START Material for this task

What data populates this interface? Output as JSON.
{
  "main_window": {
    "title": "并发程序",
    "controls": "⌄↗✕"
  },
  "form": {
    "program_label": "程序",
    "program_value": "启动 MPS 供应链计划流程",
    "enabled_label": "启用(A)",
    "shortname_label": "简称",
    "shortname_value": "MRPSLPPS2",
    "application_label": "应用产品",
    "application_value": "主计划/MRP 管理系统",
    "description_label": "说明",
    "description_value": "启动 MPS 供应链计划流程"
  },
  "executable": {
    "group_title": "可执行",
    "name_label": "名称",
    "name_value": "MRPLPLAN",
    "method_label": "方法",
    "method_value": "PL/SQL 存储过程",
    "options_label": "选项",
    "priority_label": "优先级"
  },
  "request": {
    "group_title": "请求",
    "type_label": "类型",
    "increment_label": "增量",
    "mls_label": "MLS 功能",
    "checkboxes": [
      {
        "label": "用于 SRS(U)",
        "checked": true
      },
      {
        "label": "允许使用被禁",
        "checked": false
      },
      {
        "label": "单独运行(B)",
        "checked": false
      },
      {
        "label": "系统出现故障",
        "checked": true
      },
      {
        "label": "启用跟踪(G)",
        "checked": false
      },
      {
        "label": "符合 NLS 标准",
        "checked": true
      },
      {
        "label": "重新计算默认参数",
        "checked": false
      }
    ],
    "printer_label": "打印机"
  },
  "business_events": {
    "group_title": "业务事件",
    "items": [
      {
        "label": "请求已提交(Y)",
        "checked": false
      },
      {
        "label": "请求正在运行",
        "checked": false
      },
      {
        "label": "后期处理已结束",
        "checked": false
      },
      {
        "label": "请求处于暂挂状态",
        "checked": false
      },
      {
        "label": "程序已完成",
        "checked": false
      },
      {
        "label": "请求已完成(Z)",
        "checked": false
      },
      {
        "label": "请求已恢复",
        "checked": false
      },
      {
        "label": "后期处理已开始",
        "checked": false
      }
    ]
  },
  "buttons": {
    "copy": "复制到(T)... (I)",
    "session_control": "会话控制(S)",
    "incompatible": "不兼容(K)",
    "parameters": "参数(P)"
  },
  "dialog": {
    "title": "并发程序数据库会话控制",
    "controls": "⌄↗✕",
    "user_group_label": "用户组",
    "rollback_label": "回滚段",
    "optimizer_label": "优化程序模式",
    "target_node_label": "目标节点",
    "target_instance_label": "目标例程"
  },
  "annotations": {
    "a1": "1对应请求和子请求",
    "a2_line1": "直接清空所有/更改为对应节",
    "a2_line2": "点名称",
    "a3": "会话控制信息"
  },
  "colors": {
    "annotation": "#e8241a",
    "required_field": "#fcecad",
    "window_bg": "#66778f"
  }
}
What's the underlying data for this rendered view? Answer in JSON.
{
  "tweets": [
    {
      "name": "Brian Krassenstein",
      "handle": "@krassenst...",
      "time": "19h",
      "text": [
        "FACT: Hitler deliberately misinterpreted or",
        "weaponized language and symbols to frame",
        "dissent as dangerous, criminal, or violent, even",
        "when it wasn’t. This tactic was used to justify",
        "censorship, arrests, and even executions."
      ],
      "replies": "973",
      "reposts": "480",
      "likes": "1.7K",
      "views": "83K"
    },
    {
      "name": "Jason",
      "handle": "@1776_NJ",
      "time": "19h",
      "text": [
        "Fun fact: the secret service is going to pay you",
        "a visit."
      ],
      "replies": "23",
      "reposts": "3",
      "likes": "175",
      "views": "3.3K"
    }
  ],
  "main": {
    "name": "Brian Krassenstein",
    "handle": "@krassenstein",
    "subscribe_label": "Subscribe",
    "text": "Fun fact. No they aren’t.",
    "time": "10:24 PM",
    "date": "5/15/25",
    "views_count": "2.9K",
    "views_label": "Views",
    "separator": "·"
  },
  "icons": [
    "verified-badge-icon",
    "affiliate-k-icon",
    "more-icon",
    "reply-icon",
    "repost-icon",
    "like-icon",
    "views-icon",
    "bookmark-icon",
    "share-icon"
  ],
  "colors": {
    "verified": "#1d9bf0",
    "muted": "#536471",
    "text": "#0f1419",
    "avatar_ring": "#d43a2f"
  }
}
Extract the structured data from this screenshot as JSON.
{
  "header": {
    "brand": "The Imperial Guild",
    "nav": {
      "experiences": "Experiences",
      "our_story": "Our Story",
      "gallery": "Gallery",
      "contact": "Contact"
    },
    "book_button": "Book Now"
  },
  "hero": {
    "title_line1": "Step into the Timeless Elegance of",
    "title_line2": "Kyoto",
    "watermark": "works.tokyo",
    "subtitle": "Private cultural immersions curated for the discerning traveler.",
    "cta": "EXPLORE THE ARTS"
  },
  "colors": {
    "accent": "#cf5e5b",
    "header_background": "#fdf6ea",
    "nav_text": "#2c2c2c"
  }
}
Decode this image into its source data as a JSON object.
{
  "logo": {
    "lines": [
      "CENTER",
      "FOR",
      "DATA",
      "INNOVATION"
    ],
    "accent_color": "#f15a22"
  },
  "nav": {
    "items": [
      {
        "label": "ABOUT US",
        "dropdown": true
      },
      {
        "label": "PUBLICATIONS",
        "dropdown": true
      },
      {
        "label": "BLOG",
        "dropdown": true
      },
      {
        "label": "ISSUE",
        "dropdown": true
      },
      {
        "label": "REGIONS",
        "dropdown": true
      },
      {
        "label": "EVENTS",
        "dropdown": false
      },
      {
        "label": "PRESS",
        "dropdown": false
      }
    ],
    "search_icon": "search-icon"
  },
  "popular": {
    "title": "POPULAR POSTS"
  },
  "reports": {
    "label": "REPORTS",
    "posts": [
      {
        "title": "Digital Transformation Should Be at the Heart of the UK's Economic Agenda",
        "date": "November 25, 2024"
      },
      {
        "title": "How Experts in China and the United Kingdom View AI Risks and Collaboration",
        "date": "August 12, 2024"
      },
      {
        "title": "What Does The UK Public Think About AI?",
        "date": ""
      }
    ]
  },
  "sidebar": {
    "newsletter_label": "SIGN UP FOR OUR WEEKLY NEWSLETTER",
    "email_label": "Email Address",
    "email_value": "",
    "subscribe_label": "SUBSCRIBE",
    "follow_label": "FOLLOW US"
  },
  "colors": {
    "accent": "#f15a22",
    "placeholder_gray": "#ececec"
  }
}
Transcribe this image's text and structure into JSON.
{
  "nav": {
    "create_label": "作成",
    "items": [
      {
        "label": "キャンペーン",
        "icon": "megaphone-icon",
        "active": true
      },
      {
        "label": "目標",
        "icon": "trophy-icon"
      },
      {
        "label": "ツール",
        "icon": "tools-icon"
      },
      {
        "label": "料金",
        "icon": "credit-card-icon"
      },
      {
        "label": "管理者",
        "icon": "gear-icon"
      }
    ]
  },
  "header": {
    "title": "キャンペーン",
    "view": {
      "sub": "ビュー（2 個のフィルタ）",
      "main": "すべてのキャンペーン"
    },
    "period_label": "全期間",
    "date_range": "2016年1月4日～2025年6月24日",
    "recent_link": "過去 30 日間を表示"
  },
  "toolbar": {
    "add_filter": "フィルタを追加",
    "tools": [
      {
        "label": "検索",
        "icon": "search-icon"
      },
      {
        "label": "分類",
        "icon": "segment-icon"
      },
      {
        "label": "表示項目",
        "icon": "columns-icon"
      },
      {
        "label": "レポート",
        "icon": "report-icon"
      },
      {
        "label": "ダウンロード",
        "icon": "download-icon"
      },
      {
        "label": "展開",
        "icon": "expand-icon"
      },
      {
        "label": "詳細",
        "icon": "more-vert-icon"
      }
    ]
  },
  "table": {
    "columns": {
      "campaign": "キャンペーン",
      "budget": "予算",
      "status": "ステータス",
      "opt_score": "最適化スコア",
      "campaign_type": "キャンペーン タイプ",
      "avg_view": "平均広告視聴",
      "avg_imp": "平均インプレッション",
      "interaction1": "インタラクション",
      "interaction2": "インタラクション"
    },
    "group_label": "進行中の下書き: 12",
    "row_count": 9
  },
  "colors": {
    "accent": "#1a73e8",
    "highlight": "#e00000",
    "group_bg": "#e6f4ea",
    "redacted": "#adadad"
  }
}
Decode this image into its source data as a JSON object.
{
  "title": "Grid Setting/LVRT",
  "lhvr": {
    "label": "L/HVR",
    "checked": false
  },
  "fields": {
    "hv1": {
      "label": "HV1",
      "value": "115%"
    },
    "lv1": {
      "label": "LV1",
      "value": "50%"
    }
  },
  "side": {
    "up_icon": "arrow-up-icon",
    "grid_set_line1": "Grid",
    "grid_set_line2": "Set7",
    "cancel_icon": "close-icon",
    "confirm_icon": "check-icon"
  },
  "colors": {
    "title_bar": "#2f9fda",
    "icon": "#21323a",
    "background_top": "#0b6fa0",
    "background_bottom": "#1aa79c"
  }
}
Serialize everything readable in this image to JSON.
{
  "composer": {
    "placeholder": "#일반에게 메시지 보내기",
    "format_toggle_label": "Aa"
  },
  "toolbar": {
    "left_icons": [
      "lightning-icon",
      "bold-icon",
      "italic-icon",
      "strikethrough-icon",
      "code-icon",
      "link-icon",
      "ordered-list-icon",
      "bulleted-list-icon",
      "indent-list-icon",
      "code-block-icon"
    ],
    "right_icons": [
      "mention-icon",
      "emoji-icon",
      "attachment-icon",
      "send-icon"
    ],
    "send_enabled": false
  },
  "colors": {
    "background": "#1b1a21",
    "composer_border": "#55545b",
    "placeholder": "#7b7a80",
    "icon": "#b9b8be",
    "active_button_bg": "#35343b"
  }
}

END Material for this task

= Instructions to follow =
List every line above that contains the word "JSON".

= Your solution =
What data populates this interface? Output as JSON.
What's the underlying data for this rendered view? Answer in JSON.
Extract the structured data from this screenshot as JSON.
Decode this image into its source data as a JSON object.
Transcribe this image's text and structure into JSON.
Decode this image into its source data as a JSON object.
Serialize everything readable in this image to JSON.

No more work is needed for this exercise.